If you're not failing every now and again, it's a sign you're not doing anything very innovative. — Woody Allen


The soul never thinks without a picture. — Aristotle


To thine own self be true, and it must follow, as the night the day, thou canst not then be false to any man. — William Shakespeare


Float like a butterfly, sting like a bee. — Muhammad Ali


Intelligence is the ability to adapt to change. — Stephen Hawking


It is better to have less thunder in the mouth and more lightning in the hand. — Apache proverb


People take different roads seeking fulfillment and happiness. Just because they're not on your road doesn't mean they've gotten lost. — Dalai Lama


How wonderful it is that nobody need wait a single moment before starting to improve the world.
— Anne Frank


Learn to laugh; it is a discipline to be mastered. Let go of the everlasting burden of always needing to sound profound. — Richard J. Foster


Imagination is more important than knowledge. Knowledge is limited. Imagination encircles the world. — Albert Einstein


Believe, when you are most unhappy, that there is something for you to do in the world. So long as you can sweeten another’s pain, life is not in vain. — Helen Keller


Remember that lost time does not return. — Thomas á Kempis


If thou faint in the day of adversity thy strength is small. — Proverbs 24:10


Everybody gets so much information all day long that they lose their common sense. — Gertrude Stein


It is harder to crack a prejudice than an atom. — Albert Einstein


The right of trial by jury shall be preserved. — 7th Amendment of the U.S. Constitution


I'd rather die on my feet than live on my knees. — Ludacris


And the trouble is, if you don't risk anything, you risk even more.
— Erica Jong


Words are chameleons, which reflect the color of their environment. — Judge Learned Hand


You may shoot me with your words, You may cut me with your eyes, You may kill me with your hatefullness, But still, like air, I'll rise. — Maya Angelou


The moment that justice must be paid for by the victim of injustice it becomes itself injustice. — Benjamin Tucker


He who keeps his eye on results cannot give himself wholeheartedly to his task, however simple or complex that task may be. — Howard Thurman


An eye for an eye makes the whole world blind. — Mahatma Ghandi


Life is painting a picture, not doing a sum. — Oliver Wendell Holmes Jr


The truth does not change according to our ability to stomach it emotionally. — Flannery O'Connor


We must adjust to changing times and still hold to unchanging principles. — Jimmy Carter


To be rooted is perhaps the most important and least recognized need of the human soul. — Simone Weil


It is not the level of prosperity that makes for happiness but the kinship of heart to heart and the way we look at the world. — Alexander Solzhenitsyn


It is high time that the ideal of success should be replaced by the ideal of service. — Albert Einstein

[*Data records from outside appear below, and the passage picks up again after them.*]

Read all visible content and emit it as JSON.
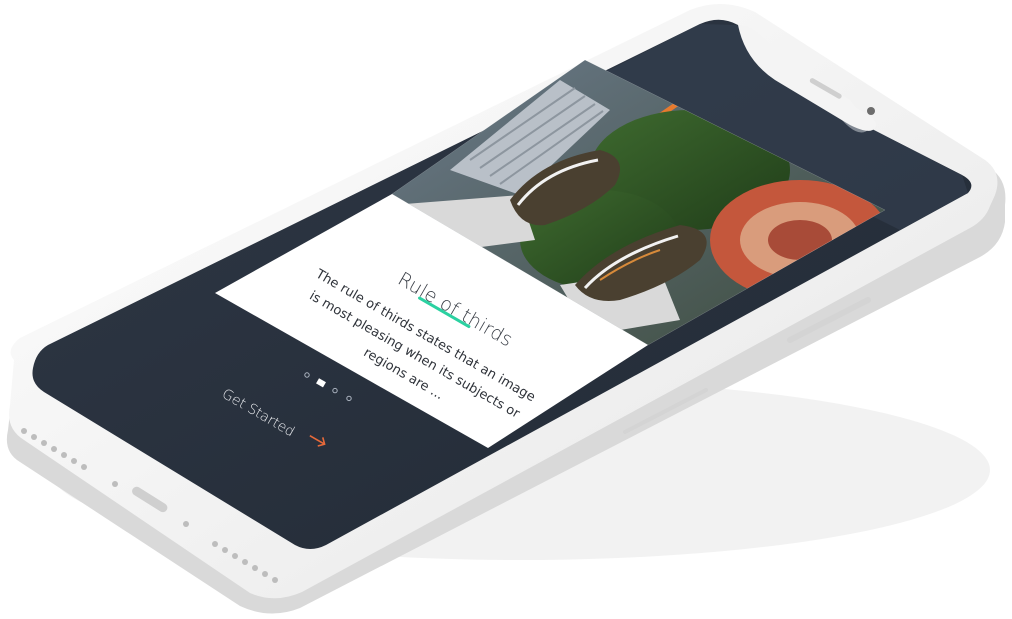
{
  "card": {
    "title": "Rule of thirds",
    "body": "The rule of thirds states that an image is most pleasing when its subjects or regions are ..."
  },
  "cta": {
    "label": "Get Started",
    "icon": "arrow-right-icon"
  },
  "pagination": {
    "total": 4,
    "active": 2
  },
  "colors": {
    "accent": "#2bd1a1",
    "arrow": "#e86a3a",
    "screen_bg": "#2c3543",
    "device": "#f2f2f2"
  }
}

The opposite of love is not hate, it’s indifference. The opposite of art is not ugliness, it’s indifference. And the opposite of life is not death, it’s indifference. — Elie Wiesel


I don’t know the key to success, but the key to failure is trying to please everybody. — Bill Cosby


The time is always right to do what is right. — Martin Luther King Jr.


I had rather attempt something great and fail, than to attempt nothing at all and succeed. — Robert Schuller


It is very easy to break down something. You can take a stone and throw it through that window; that is easy. Try fixing it, and that takes longer. It takes longer to help someone who has been broken. That’s the work you’re doing. — Desmond Tutu


How we spend our days is, of course, how we spend our lives. — Annie Dillard


Mine honor is my life; both grow in one; Take honor from me, and my life is done. — William Shakespeare


To straighten the crooked you must first do a harder thing – straighten yourself. — Buddha


A thought is an idea in transit. — Pythagoras


Fall seven times, stand up eight. — Old Japanese proverb


No generalization is wholly true, not even this one. — Oliver Wendell Holmes Jr.


Of what use is eloquence? He who engages in fluency of words to control men often finds himself hated by them. — Confucius


There is a vitality, a life-force, an energy, a quickening that is translated through you into action and because there is only one of you in all of time, this expression is unique. — Martha Graham